Patrick Springer, Published August 25 2013
National groups join efforts to spare horses
The Cloud Foundation and Legacy Mustang Preservation are two groups that are joining forces in an effort called Operation Badlands Mustang Rescue, made up of volunteers who have been spreading the word of the Sept. 28 auction of more than 100 park horses in a campaign to spare them from slaughter.
“We’re just trying to provide the safety net so none of these animals get bought by the kill buyers,” Ginger Kathrens, executive director of The Cloud Foundation, said Friday.
In partnership with the affiliated Legacy Mustang Preservation organization, the groups have pledged to buy as many as 24 of the horses, if no other private owners step forward, to save them from being sent to a slaughterhouse.
The Cloud Foundation, based in Colorado Springs, Colo., works to save mustangs removed from public lands in Western states. It has raised money to transport horses it buys.
Legacy Mustang Preservation, based in Louisa, Va., will train the horses and find adoptive homes on the East Coast.
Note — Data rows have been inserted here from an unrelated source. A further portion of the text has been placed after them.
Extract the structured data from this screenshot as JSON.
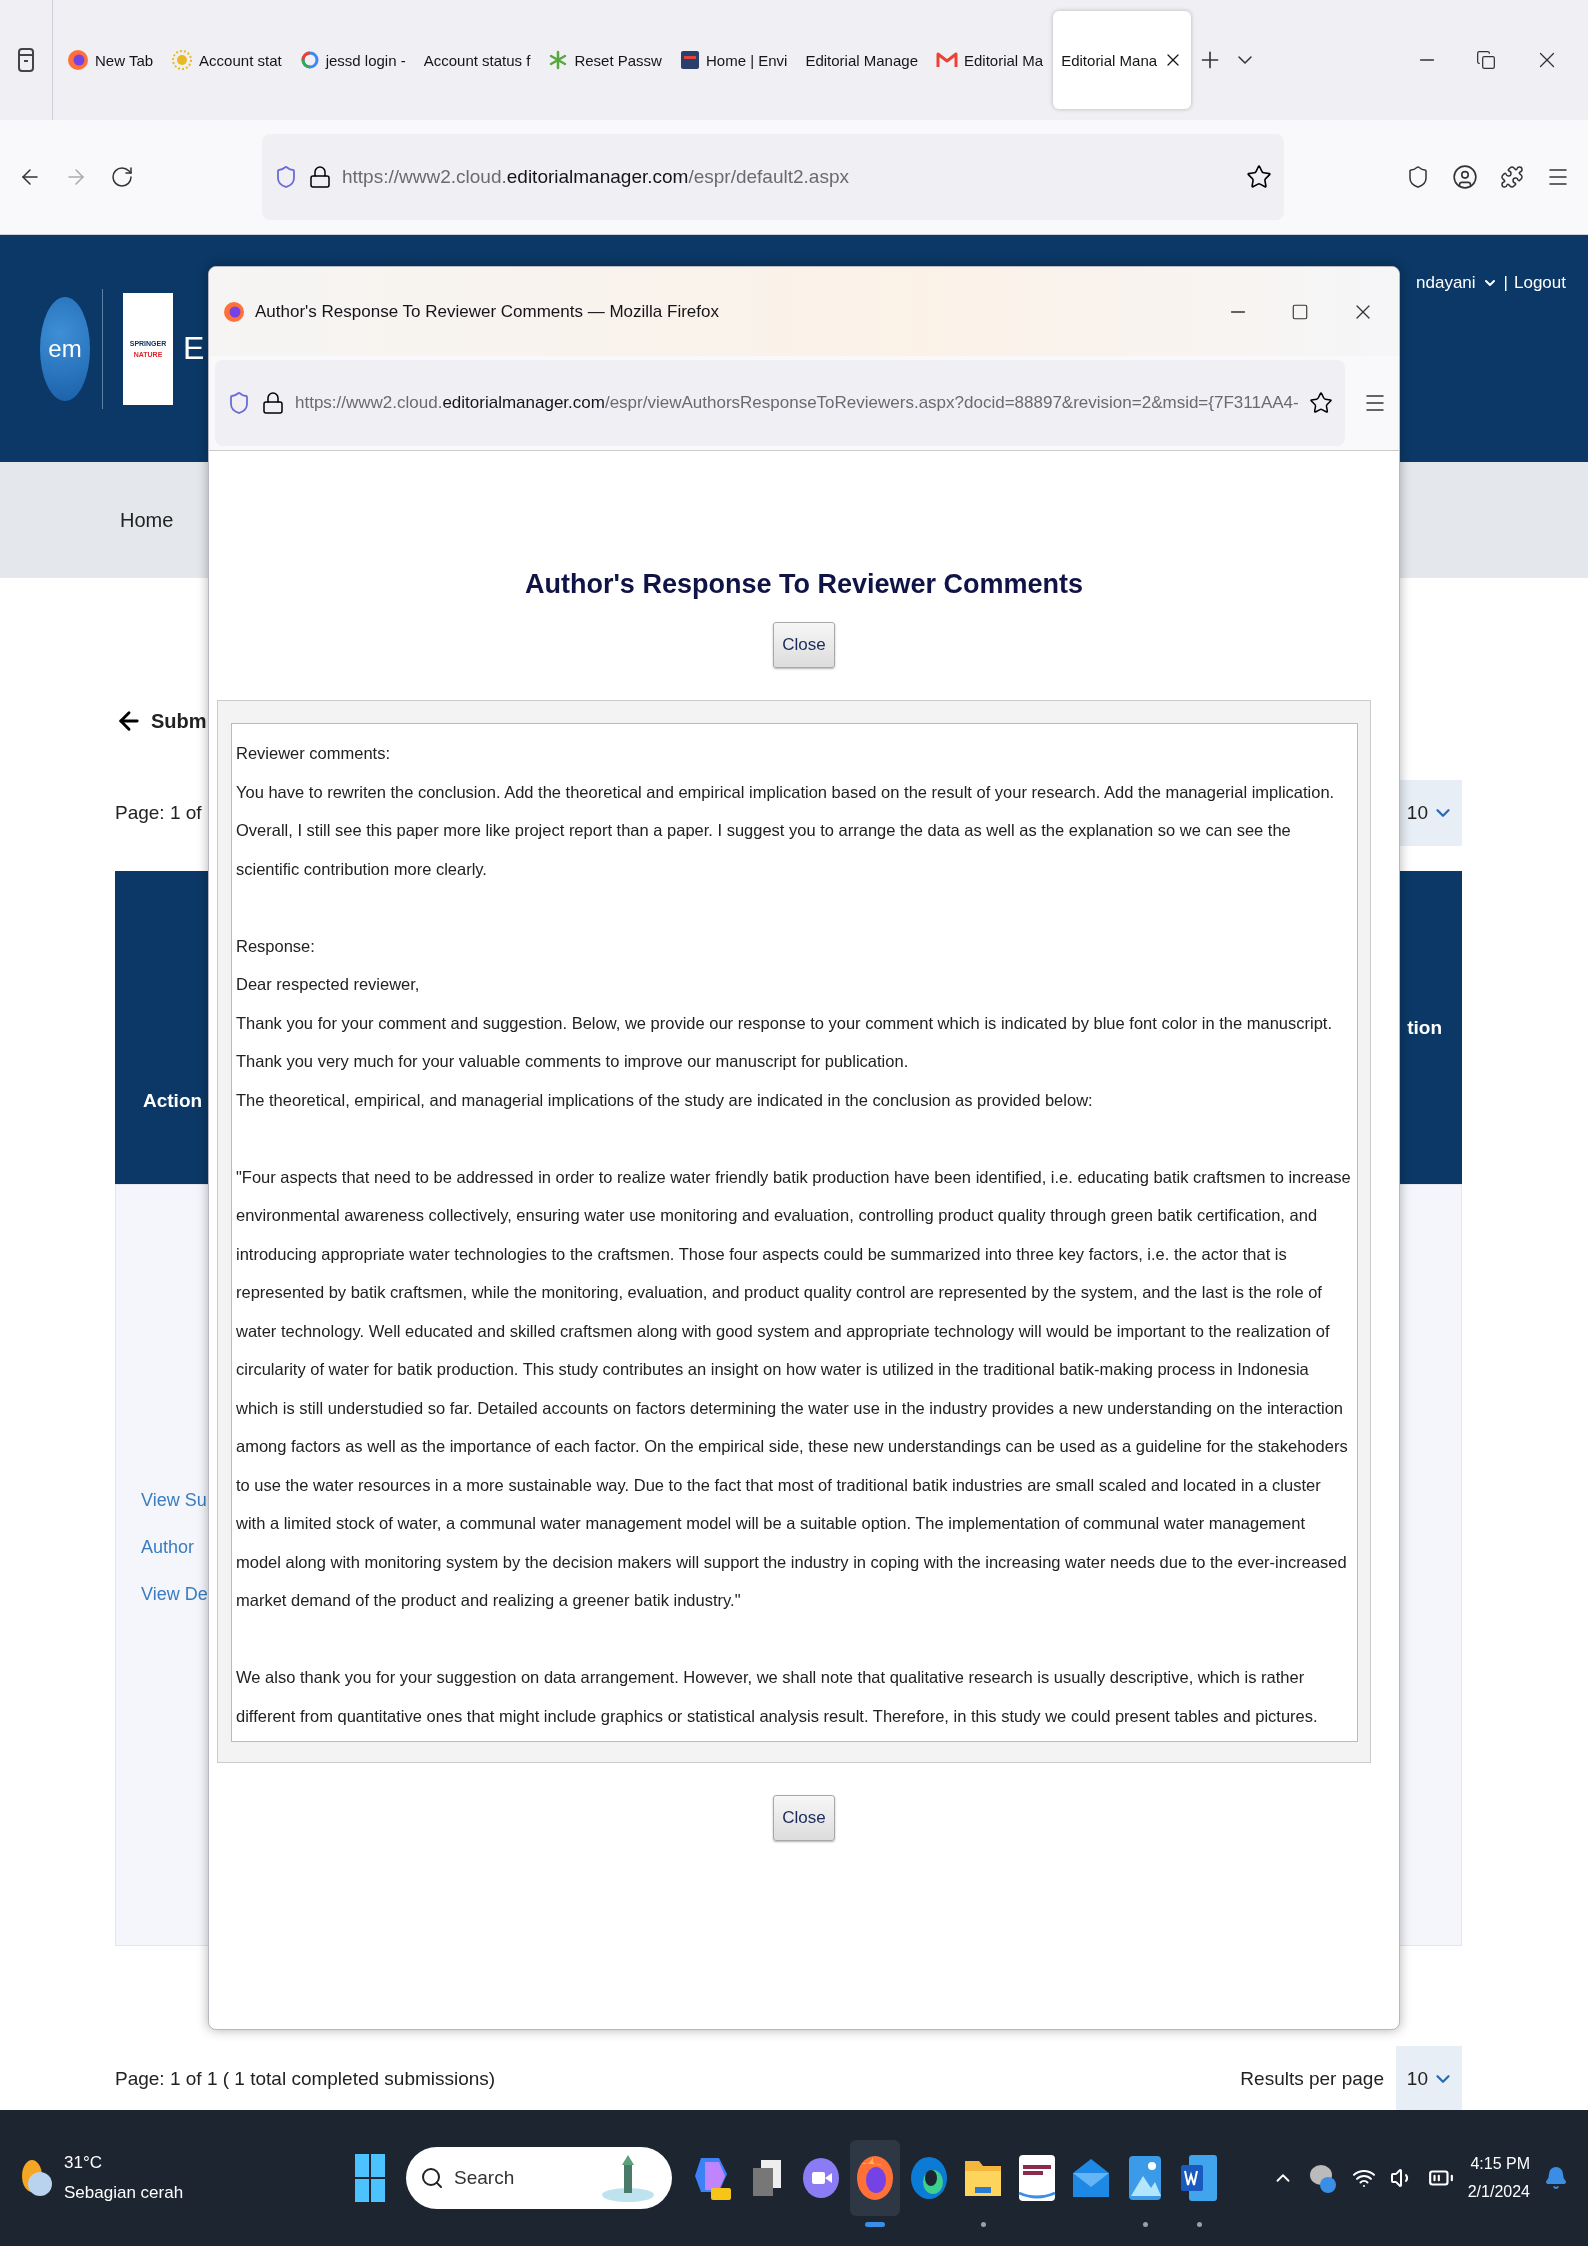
{
  "browser": {
    "tabs": [
      {
        "title": "New Tab",
        "kind": "firefox",
        "selected": false
      },
      {
        "title": "Account stat",
        "kind": "sun",
        "selected": false
      },
      {
        "title": "jessd login -",
        "kind": "google",
        "selected": false
      },
      {
        "title": "Account status f",
        "kind": "plain",
        "selected": false
      },
      {
        "title": "Reset Passw",
        "kind": "asterisk",
        "selected": false
      },
      {
        "title": "Home | Envi",
        "kind": "square",
        "selected": false
      },
      {
        "title": "Editorial Manage",
        "kind": "plain",
        "selected": false
      },
      {
        "title": "Editorial Ma",
        "kind": "mail",
        "selected": false
      },
      {
        "title": "Editorial Mana",
        "kind": "plain",
        "selected": true
      }
    ],
    "url": {
      "prefix": "https://www2.cloud.",
      "domain": "editorialmanager.com",
      "path": "/espr/default2.aspx"
    }
  },
  "page": {
    "logo": "em",
    "publisher": [
      "SPRINGER",
      "NATURE"
    ],
    "site_title": "E",
    "user": "ndayani",
    "separator": "|",
    "logout": "Logout",
    "nav": [
      "Home"
    ],
    "heading": "Subm",
    "pager_top": {
      "page": "Page: 1 of",
      "per_page": "10"
    },
    "table": {
      "header_left": "Action",
      "header_right": "tion",
      "links": [
        "View Su",
        "Author",
        "View De"
      ]
    },
    "pager_bottom": {
      "page": "Page: 1 of 1",
      "summary": "( 1 total completed submissions)",
      "per_page_label": "Results per page",
      "per_page": "10"
    }
  },
  "popup": {
    "title": "Author's Response To Reviewer Comments — Mozilla Firefox",
    "url": {
      "prefix": "https://www2.cloud.",
      "domain": "editorialmanager.com",
      "path": "/espr/viewAuthorsResponseToReviewers.aspx?docid=88897&revision=2&msid={7F311AA4-"
    },
    "heading": "Author's Response To Reviewer Comments",
    "close_buttons": [
      "Close",
      "Close"
    ],
    "sections": [
      {
        "lines": [
          "Reviewer comments:",
          "You have to rewriten the conclusion. Add the theoretical and empirical implication based on the result of your research. Add the managerial implication. Overall, I still see this paper more like project report than a paper. I suggest you to arrange the data as well as the explanation so we can see the scientific contribution more clearly."
        ]
      },
      {
        "lines": [
          "Response:",
          "Dear respected reviewer,",
          "Thank you for your comment and suggestion. Below, we provide our response to your comment which is indicated by blue font color in the manuscript.",
          "Thank you very much for your valuable comments to improve our manuscript for publication.",
          "The theoretical, empirical, and managerial implications of the study are indicated in the conclusion as provided below:"
        ]
      },
      {
        "lines": [
          "\"Four aspects that need to be addressed in order to realize water friendly batik production have been identified, i.e. educating batik craftsmen to increase environmental awareness collectively, ensuring water use monitoring and evaluation, controlling product quality through green batik certification, and introducing appropriate water technologies to the craftsmen. Those four aspects could be summarized into three key factors, i.e. the actor that is represented by batik craftsmen, while the monitoring, evaluation, and product quality control are represented by the system, and the last is the role of water technology. Well educated and skilled craftsmen along with good system and appropriate technology will would be important to the realization of circularity of water for batik production. This study contributes an insight on how water is utilized in the traditional batik-making process in Indonesia which is still understudied so far. Detailed accounts on factors determining the water use in the industry provides a new understanding on the interaction among factors as well as the importance of each factor. On the empirical side, these new understandings can be used as a guideline for the stakehoders to use the water resources in a more sustainable way. Due to the fact that most of traditional batik industries are small scaled and located in a cluster with a limited stock of water, a communal water management model will be a suitable option. The implementation of communal water management model along with monitoring system by the decision makers will support the industry in coping with the increasing water needs due to the ever-increased market demand of the product and realizing a greener batik industry.\""
        ]
      },
      {
        "lines": [
          "We also thank you for your suggestion on data arrangement. However, we shall note that qualitative research is usually descriptive, which is rather different from quantitative ones that might include graphics or statistical analysis result. Therefore, in this study we could present tables and pictures."
        ]
      }
    ]
  },
  "taskbar": {
    "weather": {
      "temp": "31°C",
      "condition": "Sebagian cerah"
    },
    "search": {
      "placeholder": "Search"
    },
    "apps": [
      {
        "kind": "copilot",
        "running": false,
        "selected": false
      },
      {
        "kind": "stack",
        "running": false,
        "selected": false
      },
      {
        "kind": "video",
        "running": false,
        "selected": false
      },
      {
        "kind": "firefox",
        "running": true,
        "selected": true
      },
      {
        "kind": "edge",
        "running": false,
        "selected": false
      },
      {
        "kind": "folder",
        "running": true,
        "selected": false
      },
      {
        "kind": "lca",
        "running": false,
        "selected": false
      },
      {
        "kind": "mail",
        "running": false,
        "selected": false
      },
      {
        "kind": "photos",
        "running": true,
        "selected": false
      },
      {
        "kind": "word",
        "running": true,
        "selected": false
      }
    ],
    "clock": {
      "time": "4:15 PM",
      "date": "2/1/2024"
    }
  }
}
The involvement of the two organizations, each with a network of supporters, will add significantly to social media campaigns striving to find buyers who want to buy and train wild park horses, said Marylu Weber, who has tracked the horses in the park for almost 15 years.
“It is a huge deal,” she said. “Ginger Kathrens is probably the face and the voice of wild horses in the world because of what she’s doing for wild
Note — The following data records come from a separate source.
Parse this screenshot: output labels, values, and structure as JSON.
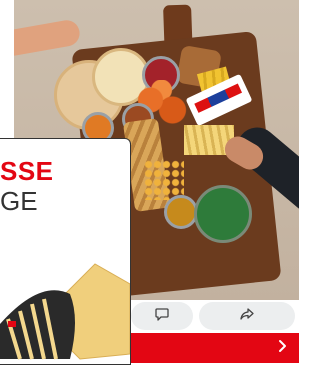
{
  "ad": {
    "headline_line1": "SSE",
    "headline_line2": "GE"
  },
  "actions": {
    "comment_icon": "comment-icon",
    "share_icon": "share-icon"
  },
  "cta": {
    "icon": "chevron-right-icon",
    "color": "#e30613"
  },
  "colors": {
    "accent": "#e30613",
    "pill_bg": "#eceeef"
  }
}
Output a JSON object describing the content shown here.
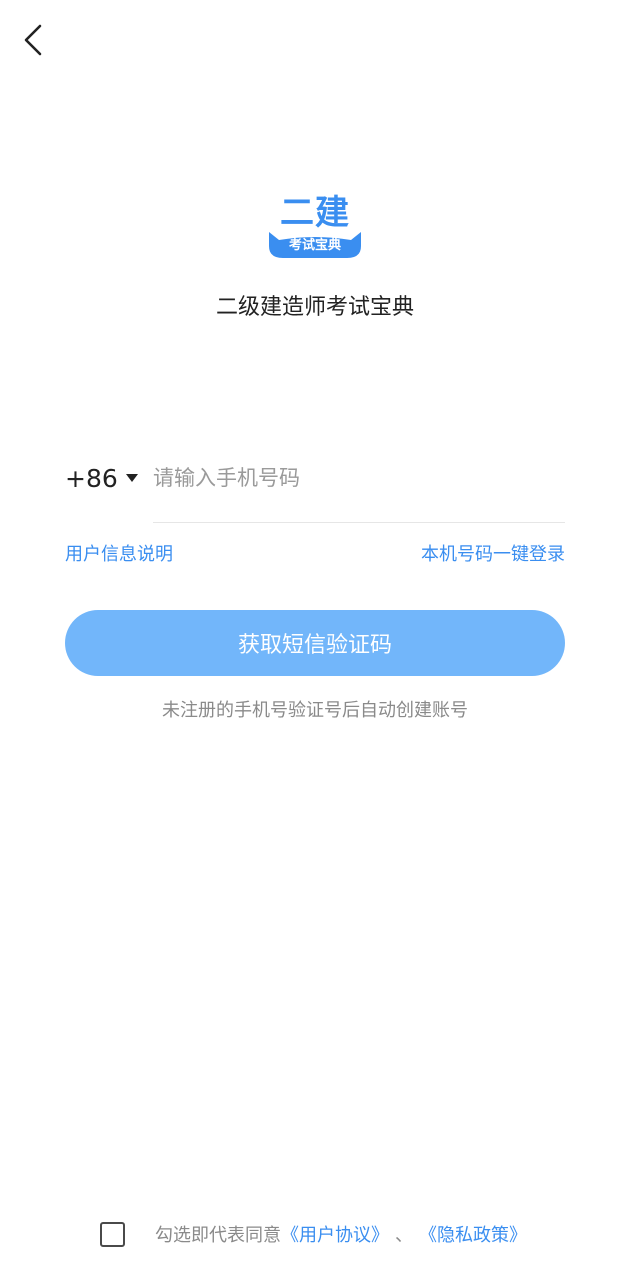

Kathrens has made several documentary films about a pale palomino stallion named Cloud from the Pryor Mountains of Montana that aired on PBS “Nature.”
The Cloud Foundation is working to make removal of horses from public lands unnecessary, through better management practices including birth control, and rescue removed horses.
Western mustangs are popular among horse lovers on the East Coast because they are smart, sure-footed and hardy, Kathrens said.
The horses from the badlands of Theodore Roosevelt National Park, descendants of Plains Indian ponies and pioneer stock, also have an appealing history, she said.
The National Park Service should be actively working with wild horse supporters to prevent surplus horses from ending up in the hands of “kill buyers” working for slaughterhouses, Kathrens said.
“Their responsibility doesn’t end with the rounding up of the horses,” she said, adding that the park should bar kill buyers from the auction.
“Our purpose is to get the horses that nobody wants to bid on except kill buyers,” Kathrens said, adding that her organization will not bid against private buyers who want the horses as companion animals.
The horses are slated for sale at the Wishek Livestock Sales in Wishek, N.D., starting at 11 a.m. Sept. 28. The community is hosting meals and events in connection with the sale.